When you visit the Vollis Simpson Whirligig Park, bring a neck pillow. You’ll probably have the same reaction everyone does: to stare upward, open-mouthed, in amazement.
Watching these kinetic-sculpture creations whirl overhead once required finding Simpson’s farm out in the country, on Wiggins Mill Road near Lucama. But more than 30 of the late folk artist’s works have been gathered, restored and put on display around the perimeter of this 2-acre park in downtown Wilson. Years in the works, it has its grand opening Thursday, right before the annual North Carolina Whirligig Festival that celebrates Simpson and his creations.
“These are the big iconic ones people remember,” said park executive director Jeff Bell, who has been staring up at these same whirligigs since he was growing up in Goldsboro. “My mom’s a science teacher, so anything with wind or science, we had to do. So we’d go out to Vollis’ farm, leave the headlights on and look while listening to the radio.”
The park formalizes what has been Wilson County’s biggest unofficial tourist attraction for years. It’s also a key piece of redevelopment efforts in the town of about 50,000 people 50 miles east of Raleigh – the onetime “World’s Greatest Tobacco Market” looking to modernize after that industry’s decline.
The $10 million project’s roots go back nearly a decade, to when Wilson began contemplating how to attract people and business to its downtown.
“One idea was a central park, a sort of community living room, filled with Vollis Simpson whirligigs,” said Kimberly Van Dyk, Wilson’s planning and community revitalization director. “That stood out as one with high potential to be a catalyst. Vollis lived his whole life in Wilson County and made one-of-a-kind artwork that was already drawing people in droves. So we started sussing it out.”
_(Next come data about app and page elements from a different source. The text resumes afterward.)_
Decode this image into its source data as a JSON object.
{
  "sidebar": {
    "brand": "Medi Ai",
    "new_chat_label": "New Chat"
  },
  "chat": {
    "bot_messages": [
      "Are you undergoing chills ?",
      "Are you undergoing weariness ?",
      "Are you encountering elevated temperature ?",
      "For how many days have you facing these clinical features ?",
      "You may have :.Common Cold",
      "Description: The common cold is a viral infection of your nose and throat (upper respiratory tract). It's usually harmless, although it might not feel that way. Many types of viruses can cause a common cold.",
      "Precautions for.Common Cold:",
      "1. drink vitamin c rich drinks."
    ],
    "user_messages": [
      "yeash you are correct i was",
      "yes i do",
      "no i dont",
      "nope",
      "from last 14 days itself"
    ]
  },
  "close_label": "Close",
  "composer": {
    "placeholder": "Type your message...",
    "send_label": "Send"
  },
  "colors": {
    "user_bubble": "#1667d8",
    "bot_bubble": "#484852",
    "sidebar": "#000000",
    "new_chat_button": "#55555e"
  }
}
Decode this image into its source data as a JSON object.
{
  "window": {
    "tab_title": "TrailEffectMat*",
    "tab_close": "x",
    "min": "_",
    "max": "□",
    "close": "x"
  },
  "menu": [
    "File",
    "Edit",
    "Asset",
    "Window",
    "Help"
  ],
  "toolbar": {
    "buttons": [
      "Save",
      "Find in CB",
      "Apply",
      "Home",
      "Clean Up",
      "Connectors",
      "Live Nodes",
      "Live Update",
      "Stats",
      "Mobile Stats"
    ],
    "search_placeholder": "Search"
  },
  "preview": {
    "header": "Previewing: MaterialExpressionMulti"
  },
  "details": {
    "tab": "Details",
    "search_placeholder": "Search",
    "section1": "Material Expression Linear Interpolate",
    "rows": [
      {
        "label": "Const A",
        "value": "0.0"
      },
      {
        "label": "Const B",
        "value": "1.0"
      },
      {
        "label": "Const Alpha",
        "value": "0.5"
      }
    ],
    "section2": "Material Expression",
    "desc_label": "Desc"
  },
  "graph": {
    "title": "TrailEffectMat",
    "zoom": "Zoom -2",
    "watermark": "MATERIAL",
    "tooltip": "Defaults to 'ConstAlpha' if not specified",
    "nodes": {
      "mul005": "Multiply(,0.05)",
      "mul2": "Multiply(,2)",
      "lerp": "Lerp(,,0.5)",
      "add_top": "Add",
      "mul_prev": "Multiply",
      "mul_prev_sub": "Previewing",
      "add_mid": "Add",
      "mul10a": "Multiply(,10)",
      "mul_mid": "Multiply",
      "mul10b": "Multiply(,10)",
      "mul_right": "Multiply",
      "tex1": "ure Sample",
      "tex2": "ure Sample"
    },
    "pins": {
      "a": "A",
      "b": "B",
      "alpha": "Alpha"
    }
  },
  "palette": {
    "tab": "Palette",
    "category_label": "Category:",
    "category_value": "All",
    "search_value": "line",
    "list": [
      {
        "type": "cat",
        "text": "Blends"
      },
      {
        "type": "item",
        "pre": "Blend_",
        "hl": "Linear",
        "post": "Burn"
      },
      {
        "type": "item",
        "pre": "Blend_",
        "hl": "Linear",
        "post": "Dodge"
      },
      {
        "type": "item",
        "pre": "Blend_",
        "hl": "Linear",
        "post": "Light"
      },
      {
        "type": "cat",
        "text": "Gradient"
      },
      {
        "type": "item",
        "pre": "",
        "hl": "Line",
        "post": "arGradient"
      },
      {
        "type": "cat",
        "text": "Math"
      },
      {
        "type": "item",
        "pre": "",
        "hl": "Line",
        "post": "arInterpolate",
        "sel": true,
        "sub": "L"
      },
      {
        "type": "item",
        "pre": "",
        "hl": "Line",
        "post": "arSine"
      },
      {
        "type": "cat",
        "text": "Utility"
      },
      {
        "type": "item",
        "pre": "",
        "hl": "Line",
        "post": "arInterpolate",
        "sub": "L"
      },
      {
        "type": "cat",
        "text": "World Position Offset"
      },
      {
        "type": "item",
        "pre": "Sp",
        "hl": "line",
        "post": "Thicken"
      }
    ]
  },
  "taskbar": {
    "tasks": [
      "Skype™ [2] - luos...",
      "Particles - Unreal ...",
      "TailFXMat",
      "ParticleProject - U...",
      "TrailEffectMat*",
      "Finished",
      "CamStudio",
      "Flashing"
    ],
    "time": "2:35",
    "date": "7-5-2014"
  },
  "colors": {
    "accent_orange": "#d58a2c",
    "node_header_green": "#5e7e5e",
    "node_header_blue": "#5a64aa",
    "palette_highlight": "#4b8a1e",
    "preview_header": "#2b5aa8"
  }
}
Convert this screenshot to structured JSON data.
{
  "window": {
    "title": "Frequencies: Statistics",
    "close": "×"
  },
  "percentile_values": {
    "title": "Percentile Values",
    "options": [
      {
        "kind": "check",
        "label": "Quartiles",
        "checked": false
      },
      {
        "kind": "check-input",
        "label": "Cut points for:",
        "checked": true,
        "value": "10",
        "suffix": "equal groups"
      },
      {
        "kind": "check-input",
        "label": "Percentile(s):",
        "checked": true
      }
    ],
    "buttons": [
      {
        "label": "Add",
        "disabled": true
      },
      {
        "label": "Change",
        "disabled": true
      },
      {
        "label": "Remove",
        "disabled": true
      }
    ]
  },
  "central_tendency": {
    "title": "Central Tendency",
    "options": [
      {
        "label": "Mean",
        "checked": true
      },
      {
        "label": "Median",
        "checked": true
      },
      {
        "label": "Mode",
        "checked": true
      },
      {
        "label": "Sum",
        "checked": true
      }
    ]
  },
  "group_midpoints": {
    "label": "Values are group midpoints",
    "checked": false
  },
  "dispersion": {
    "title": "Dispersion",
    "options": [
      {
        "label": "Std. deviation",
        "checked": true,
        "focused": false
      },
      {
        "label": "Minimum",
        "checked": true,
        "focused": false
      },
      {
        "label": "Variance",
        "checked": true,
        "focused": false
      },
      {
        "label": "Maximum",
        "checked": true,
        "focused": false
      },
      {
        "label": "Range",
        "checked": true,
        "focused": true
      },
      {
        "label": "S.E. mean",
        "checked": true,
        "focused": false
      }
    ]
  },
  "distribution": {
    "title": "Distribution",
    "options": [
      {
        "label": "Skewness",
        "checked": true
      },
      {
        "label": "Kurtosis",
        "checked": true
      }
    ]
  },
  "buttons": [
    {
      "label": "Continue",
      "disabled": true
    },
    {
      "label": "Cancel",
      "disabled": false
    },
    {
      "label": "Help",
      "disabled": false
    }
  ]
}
Building ‘Acid Park’
Simpson, born in 1919, grew up as one of 12 kids in a farming family. One of the few times he left North Carolina was to serve in the Army Air Corps in World War II.
Simpson came back after the war and ran a machinery repair shop, also moving houses on the side. In that capacity, he acquired a sizable collection of discarded industrial materials.
After retiring in the mid-1980s, Simpson began turning these cast-off parts into big, whimsical display pieces with moving parts. They’re engineering marvels that look like carnival rides, some towering more than 50 feet high. And Simpson did all the work on the vast majority of them alone, without assistance.
Word got out about what locals dubbed “Acid Park,” and it became a must-see pilgrimage stop for fans of outsider art. Simpson’s renown grew, as did the value of his work. The North Carolina Museum of Art, the American Folk Art Museum in Manhattan and Baltimore’s American Visionary Art Museum are among the institutions with Simpson whirligigs on permanent display. Three are at Cary’s Jack Smith Park while a smaller one twirls in downtown Raleigh next to the Skyhouse apartment building.
The New York Times dubbed Simpson “visionary artist of the junkyard.” But Simpson himself was unimpressed, saying only, “I have a lot of junk and I have to do somethin’ with it.”
An economic boost
Wilson began work on its whirligig park in 2010, and the city’s efforts were well-timed. Simpson’s whirligigs had been falling into disrepair as he reached an age where he could no longer maintain them. The park’s nonprofit foundation bought the whirligigs, and teams began moving them into a workshop a few at a time, to rebuild and restore them.
Before Simpson died in 2013 at the age of 94, he helped advise the teams as they carefully restored the structures piece by piece.
Their new park setting features a covered stage and large lawn area for live performances, music and more. There’s also a shelter area for a farmers market and other events.
Next spring, a visitors center and museum will open in a former tobacco warehouse across the street. The state said the project has helped create $25 million in private investment in downtown. A brewpub and mixed-use loft projects already have sprung up in the vicinity, with more development on the way – just as the city hoped.
“There were three things to accomplish, starting with saving, conserving and displaying the art,” said Van Dyk. “Since it’s such an authentic, unique thing to Wilson, we hoped it would draw investor interest in downtown real estate. And the third thing was to create a community gathering space. It’s for people from elsewhere to visit and enjoy, but also an amenity for the local community.”
Added Bell, “I’m selfish, I just like art. But it’s already created a big economic boost. Part of the reason to do this was to rejuvenate downtown Wilson. So if it makes money, that’s good, too.”
Where: Vollis Simpson Whirligig Park is at 301 Goldsboro St. South in Wilson.
What: The park has its official grand opening Nov. 2, 4-7 p.m., with ribbon-cutting and live music. The North Carolina Whirligig Festival is 10 a.m.-5 p.m. Nov. 4 and noon-5 p.m. Nov. 5 in and around the park in downtown Wilson. All events are free.